'''
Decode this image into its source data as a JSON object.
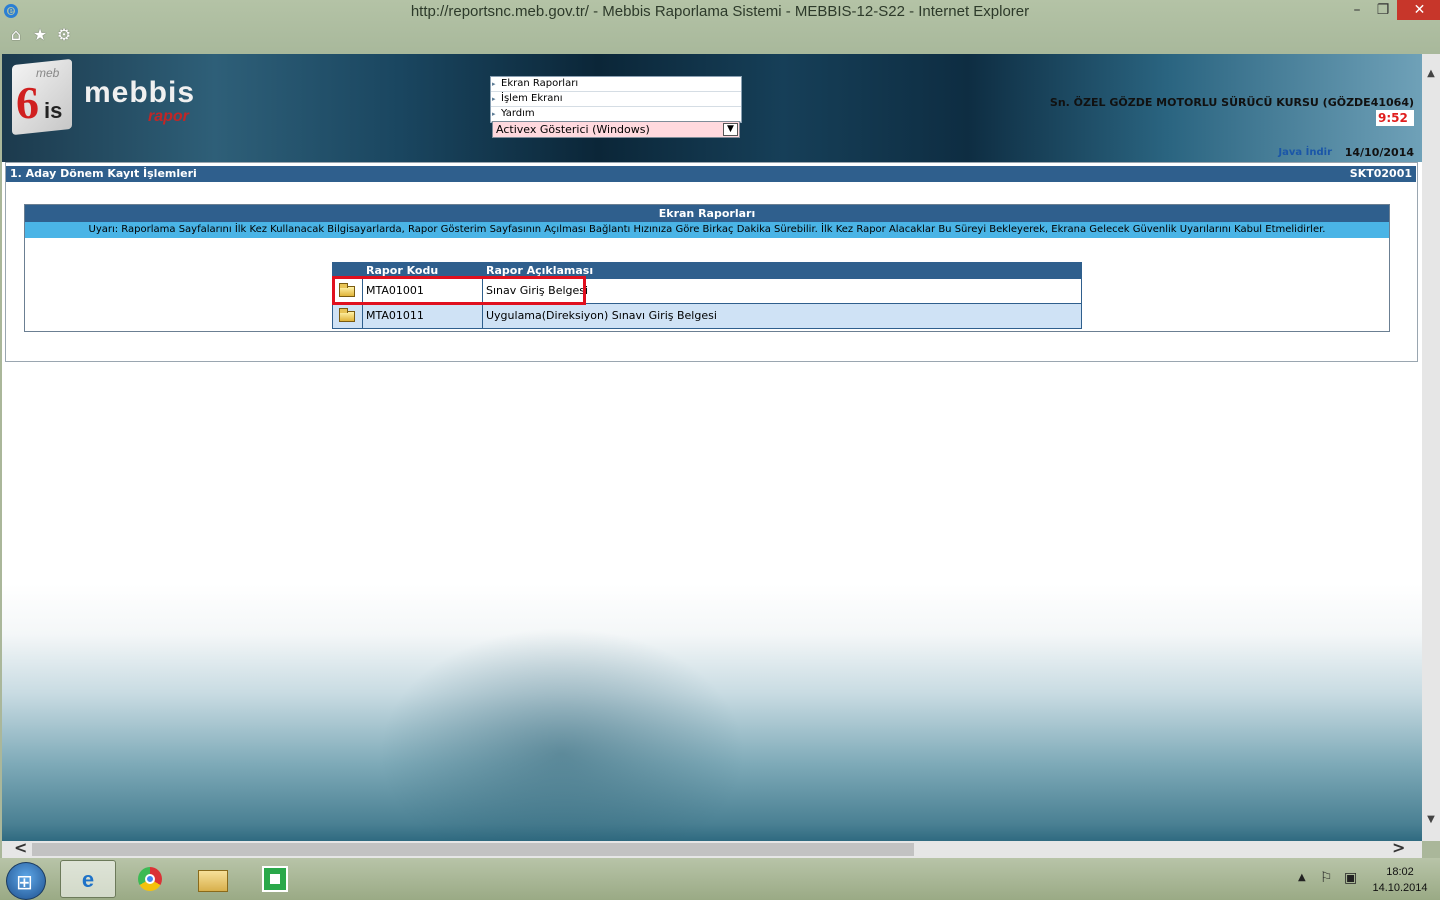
{
  "window": {
    "title": "http://reportsnc.meb.gov.tr/ - Mebbis Raporlama Sistemi - MEBBIS-12-S22 - Internet Explorer",
    "min_label": "–",
    "max_label": "❐",
    "close_label": "✕"
  },
  "toolbar": {
    "home_icon": "home-icon",
    "favorites_icon": "star-icon",
    "settings_icon": "gear-icon",
    "home_glyph": "⌂",
    "star_glyph": "★",
    "gear_glyph": "⚙"
  },
  "logo": {
    "six": "6",
    "is": "is",
    "meb": "meb",
    "mebbis": "mebbis",
    "rapor": "rapor"
  },
  "menu": {
    "items": [
      {
        "label": "Ekran Raporları"
      },
      {
        "label": "İşlem Ekranı"
      },
      {
        "label": "Yardım"
      }
    ],
    "viewer_select": "Activex Gösterici (Windows)",
    "select_arrow": "▼"
  },
  "user": {
    "name": "Sn. ÖZEL GÖZDE MOTORLU SÜRÜCÜ KURSU (GÖZDE41064)",
    "clock": "9:52",
    "java_link": "Java İndir",
    "date": "14/10/2014"
  },
  "section": {
    "title": "1. Aday Dönem Kayıt İşlemleri",
    "code": "SKT02001"
  },
  "panel": {
    "title": "Ekran Raporları",
    "warning": "Uyarı: Raporlama Sayfalarını İlk Kez Kullanacak Bilgisayarlarda, Rapor Gösterim Sayfasının Açılması Bağlantı Hızınıza Göre Birkaç Dakika Sürebilir. İlk Kez Rapor Alacaklar Bu Süreyi Bekleyerek, Ekrana Gelecek Güvenlik Uyarılarını Kabul Etmelidirler."
  },
  "report_table": {
    "headers": [
      "",
      "Rapor Kodu",
      "Rapor Açıklaması"
    ],
    "rows": [
      {
        "code": "MTA01001",
        "description": "Sınav Giriş Belgesi"
      },
      {
        "code": "MTA01011",
        "description": "Uygulama(Direksiyon) Sınavı Giriş Belgesi"
      }
    ]
  },
  "scrollbar": {
    "left": "<",
    "right": ">",
    "up": "▲",
    "down": "▼"
  },
  "taskbar": {
    "start_glyph": "⊞",
    "ie_glyph": "e",
    "tray_up": "▲",
    "tray_flag": "⚐",
    "tray_net": "▣",
    "time": "18:02",
    "date": "14.10.2014"
  },
  "colors": {
    "header_blue": "#2f5f8d",
    "warning_blue": "#4ab4e6",
    "highlight_red": "#e0101e",
    "clock_red": "#e01e1e",
    "select_pink": "#ffd9de"
  }
}
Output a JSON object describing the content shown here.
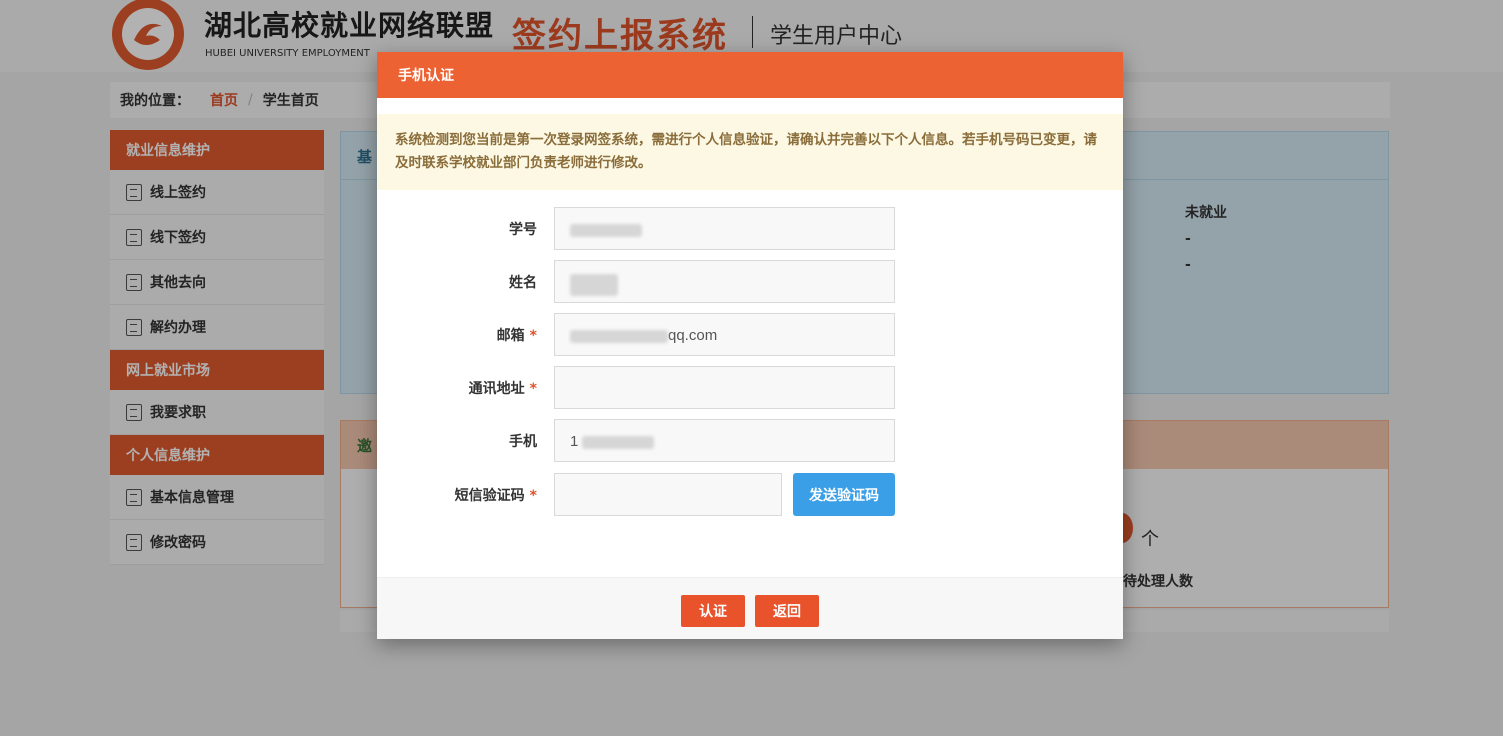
{
  "header": {
    "site_title": "湖北高校就业网络联盟",
    "site_subtitle": "HUBEI UNIVERSITY EMPLOYMENT",
    "system_title": "签约上报系统",
    "user_center": "学生用户中心"
  },
  "breadcrumb": {
    "label": "我的位置：",
    "home": "首页",
    "separator": "/",
    "current": "学生首页"
  },
  "sidebar": {
    "groups": [
      {
        "title": "就业信息维护",
        "items": [
          "线上签约",
          "线下签约",
          "其他去向",
          "解约办理"
        ]
      },
      {
        "title": "网上就业市场",
        "items": [
          "我要求职"
        ]
      },
      {
        "title": "个人信息维护",
        "items": [
          "基本信息管理",
          "修改密码"
        ]
      }
    ]
  },
  "background": {
    "info_panel_title": "基",
    "status_value": "未就业",
    "dash1": "-",
    "dash2": "-",
    "invite_panel_title": "邀",
    "count_unit": "个",
    "pending_label": "待处理人数"
  },
  "modal": {
    "title": "手机认证",
    "notice": "系统检测到您当前是第一次登录网签系统，需进行个人信息验证，请确认并完善以下个人信息。若手机号码已变更，请及时联系学校就业部门负责老师进行修改。",
    "fields": {
      "student_id": {
        "label": "学号"
      },
      "name": {
        "label": "姓名"
      },
      "email": {
        "label": "邮箱",
        "required_mark": "*",
        "value_suffix": "qq.com"
      },
      "address": {
        "label": "通讯地址",
        "required_mark": "*",
        "value": ""
      },
      "phone": {
        "label": "手机",
        "value_prefix": "1"
      },
      "sms_code": {
        "label": "短信验证码",
        "required_mark": "*",
        "value": ""
      }
    },
    "send_code_button": "发送验证码",
    "confirm_button": "认证",
    "back_button": "返回"
  },
  "colors": {
    "brand_orange": "#ec6232",
    "button_blue": "#3a9fe6",
    "notice_bg": "#fcf8e3",
    "notice_text": "#8a6d3b",
    "required_red": "#e0532b"
  }
}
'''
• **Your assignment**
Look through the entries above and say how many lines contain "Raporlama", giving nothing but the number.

• **Exercise solution**
2